He presented each law official his bonus. He turned to Red. “You have taken my stake in the bank and left just enough to serve the customers. It will take a few years to rebuild. If a chance for revenge ever should present itself -”
Red ran his flat palm down Thomas’s face. “You’re a fierce, funny man,” he said.
Red accepted an offer from Mosley to engage a game of cards. Both vied for a chair offering the most view over the barroom and especially the swinging doors. They found a compromise before a fresh deck was opened and the first hand was dealt. After a few moments of gathering the cards and evaluating their hands, Red looked all around the establishment, looking puzzled. “Where is Kid Galley?” he said.
The Marshal too looked around. “Don’t know,” he said. “Maybe getting some new duds with his bonus money or getting a real professional cut and shave.”
“I don’t like when his sort disappears without notice,” Red said, as he threw down three cards. “How well do you know him?”
The Marshal threw down three cards. “I don’t know him at all. Picked him up for the posse and he just sorta stuck.”
“Do you mark him for a good guy or something other?”
Mosley paused to roll a smoke. “I may offer him a deputy position. Depends, I guess, on whether he’s stable and wants to be here.”
Red dealt the extra cards. “I haven’t trusted him in some way. Nothing to put a finger on. It’s just a feeling.”
“By the way,” said the Marshal. “Don’t ever try that trick with the bank again. It won’t work the second time. I won’t allow it.”
“Wouldn’t do it again, Marshal. I just skimmed off the ill-gotten part. The rest is for the regular folks’ benefit.”
“That’s kinda like splitting hairs. You ready to call?”
Red threw down some paper money. “No. I raise you this much.”
At that point, old Ed came in. He waved his money at The Swede, then hurried to the table to address the red-haired Mexican.
“Mister,” he said. “There’s a man wants to see you outside. Same one been following the Marshal around. He’s been telling everyone to clear the street.”

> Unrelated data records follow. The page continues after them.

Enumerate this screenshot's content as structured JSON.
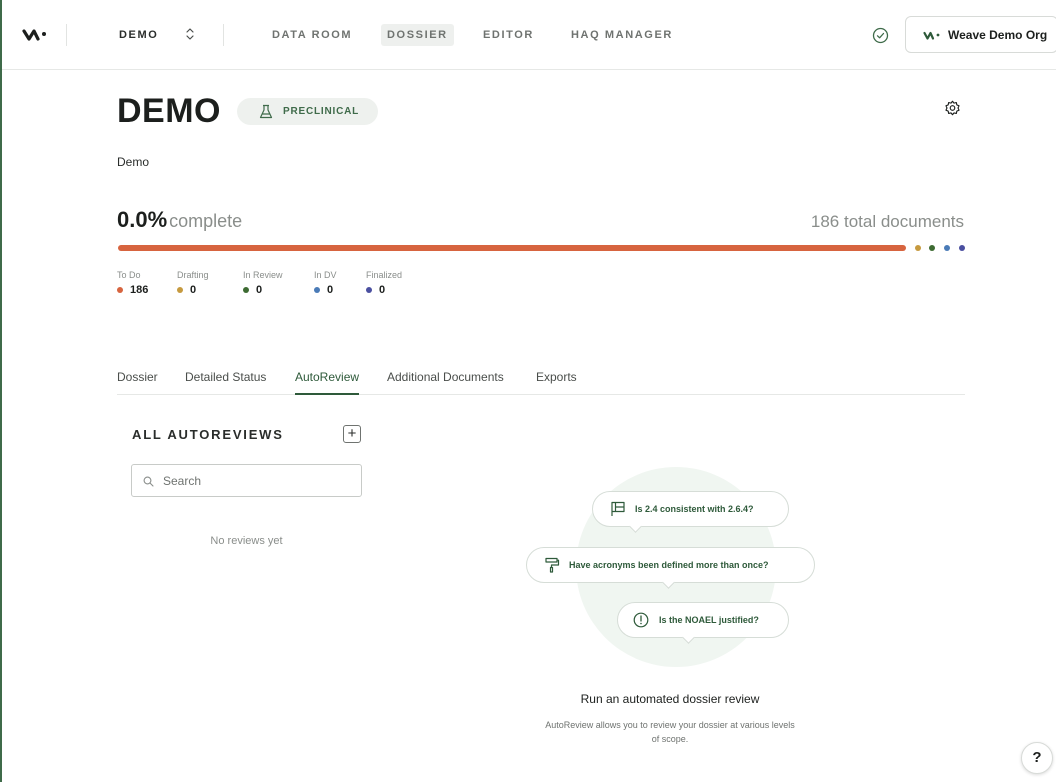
{
  "nav": {
    "project": "DEMO",
    "items": [
      {
        "label": "DATA ROOM",
        "active": false
      },
      {
        "label": "DOSSIER",
        "active": true
      },
      {
        "label": "EDITOR",
        "active": false
      },
      {
        "label": "HAQ MANAGER",
        "active": false
      }
    ],
    "org_label": "Weave Demo Org",
    "icons": {
      "logo": "weave-logo-icon",
      "sync": "check-circle-icon",
      "chevron": "chevron-up-down-icon"
    }
  },
  "header": {
    "title": "DEMO",
    "stage": "PRECLINICAL",
    "stage_icon": "flask-icon",
    "description": "Demo",
    "settings_icon": "gear-icon"
  },
  "progress": {
    "percent": "0.0%",
    "complete_label": "complete",
    "total_label": "186 total documents",
    "fraction_complete": 0.0,
    "stats": [
      {
        "label": "To Do",
        "value": "186",
        "color": "#d7643f"
      },
      {
        "label": "Drafting",
        "value": "0",
        "color": "#c69a3f"
      },
      {
        "label": "In Review",
        "value": "0",
        "color": "#3d6b32"
      },
      {
        "label": "In DV",
        "value": "0",
        "color": "#4a7bb7"
      },
      {
        "label": "Finalized",
        "value": "0",
        "color": "#4a4fa0"
      }
    ]
  },
  "tabs": [
    {
      "label": "Dossier",
      "active": false
    },
    {
      "label": "Detailed Status",
      "active": false
    },
    {
      "label": "AutoReview",
      "active": true
    },
    {
      "label": "Additional Documents",
      "active": false
    },
    {
      "label": "Exports",
      "active": false
    }
  ],
  "autoreviews": {
    "title": "ALL AUTOREVIEWS",
    "add_label": "+",
    "search_placeholder": "Search",
    "search_value": "",
    "empty_message": "No reviews yet"
  },
  "illustration": {
    "bubbles": [
      {
        "text": "Is 2.4 consistent with 2.6.4?",
        "icon": "flag-icon"
      },
      {
        "text": "Have acronyms been defined more than once?",
        "icon": "paint-roller-icon"
      },
      {
        "text": "Is the NOAEL justified?",
        "icon": "alert-circle-icon"
      }
    ],
    "cta_title": "Run an automated dossier review",
    "cta_desc": "AutoReview allows you to review your dossier at various levels of scope."
  },
  "help_label": "?",
  "colors": {
    "accent": "#2e5a3a",
    "todo": "#d7643f"
  }
}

Red reached for his hat. “Looks like somebody got his bonus increased,” he said. “You gonna watch our cards?” he asked Mosley.

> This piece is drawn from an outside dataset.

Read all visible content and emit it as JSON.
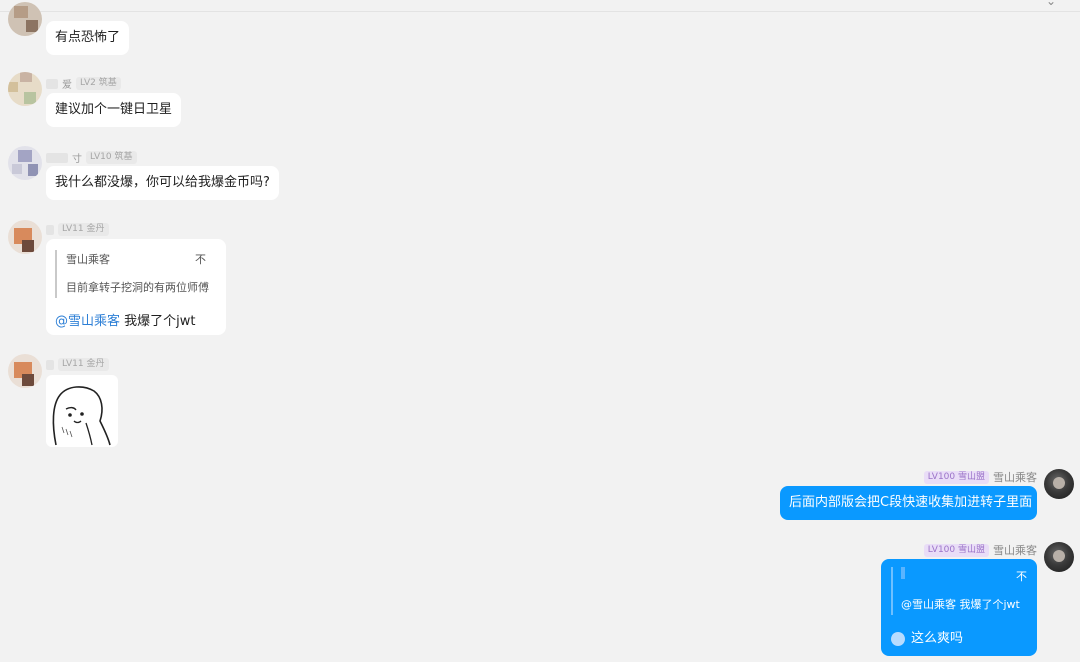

Mosley put his hand on the table, face down. “Nope,” he said. “Going to see this plays out legal, so we see who’s responsible for burying the loser.”

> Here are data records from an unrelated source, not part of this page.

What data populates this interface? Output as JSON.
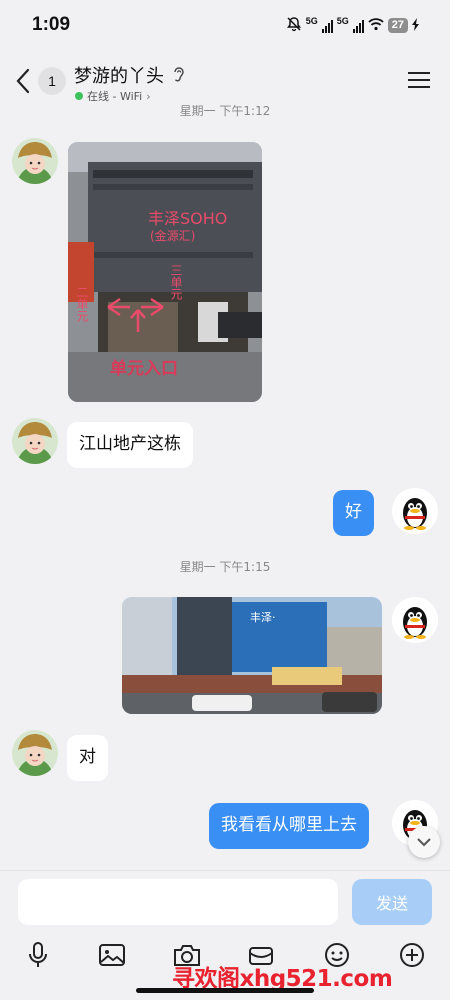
{
  "status_bar": {
    "time": "1:09",
    "network_1": "5G",
    "network_2": "5G",
    "battery": "27"
  },
  "header": {
    "unread_count": "1",
    "contact_name": "梦游的丫头",
    "online_status": "在线 - WiFi"
  },
  "messages": [
    {
      "type": "timestamp",
      "text": "星期一 下午1:12"
    },
    {
      "type": "image",
      "side": "in",
      "caption_sign": "丰泽SOHO",
      "caption_sub": "(金源汇)",
      "label_left": "二单元",
      "label_right": "三单元",
      "label_entrance": "单元入口"
    },
    {
      "type": "text",
      "side": "in",
      "text": "江山地产这栋"
    },
    {
      "type": "text",
      "side": "out",
      "text": "好"
    },
    {
      "type": "timestamp",
      "text": "星期一 下午1:15"
    },
    {
      "type": "image",
      "side": "out",
      "caption_sign": "丰泽·"
    },
    {
      "type": "text",
      "side": "in",
      "text": "对"
    },
    {
      "type": "text",
      "side": "out",
      "text": "我看看从哪里上去"
    }
  ],
  "composer": {
    "placeholder": "",
    "send_label": "发送"
  },
  "toolbar": [
    "microphone-icon",
    "image-icon",
    "camera-icon",
    "red-packet-icon",
    "emoji-icon",
    "plus-icon"
  ],
  "watermark": "寻欢阁xhg521.com",
  "colors": {
    "accent": "#3a8ff5",
    "send_disabled": "#a8cef8",
    "online": "#3cc25a",
    "watermark": "#e8222e"
  }
}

“I can watch the cards,” Ed volunteered.
He signaled The Swede to bring him a bottle.
Red handed the old man ten more dollars.
In the street, it was a sunny morning. No clouds had in fact been sighted around Sulfer in over two weeks. Red paused with both of his arms resting atop the swinging doors, looking out at the lone figure in the dusty street. He released the doors, then stepped out and walked out to meet him. Coming from the dim interior into the brightness of day was but a fleeting hindrance. He positioned himself to make sure stray bullets would likely play down the street, not into some likely occupied buildings.
No words were to be spoken between them.
The Marshal looked on, shaking his head at the wastefulness of such a duel.
The contest was short and swift. The kid made his move and cleared leather before Red’s bullets tore into his flesh. The Kid brought his 44. up and fired two bullets that tore holes in the loose fold of Red’s shirt, traveling on to an unknown destination.
Red had presented a bouquet of lead into the Kid’s heart. He turned to the Marshal. “Do I owe anything for the burial?”
“No. You’re good.”
“If it’s all the same to you, Marshal, I don’t feel like playing any more cards,” Red allowed, sadly. “I don’t feel happy here anymore. Think I will be riding on.”
“I’ve enjoyed your company, but I think that’s best,” the Marshal said. “Will you shake my hand, mister?”
“Of course I will,” Red readily said.
“Then,” the Marshal added, “I’m going to go sock a banker.”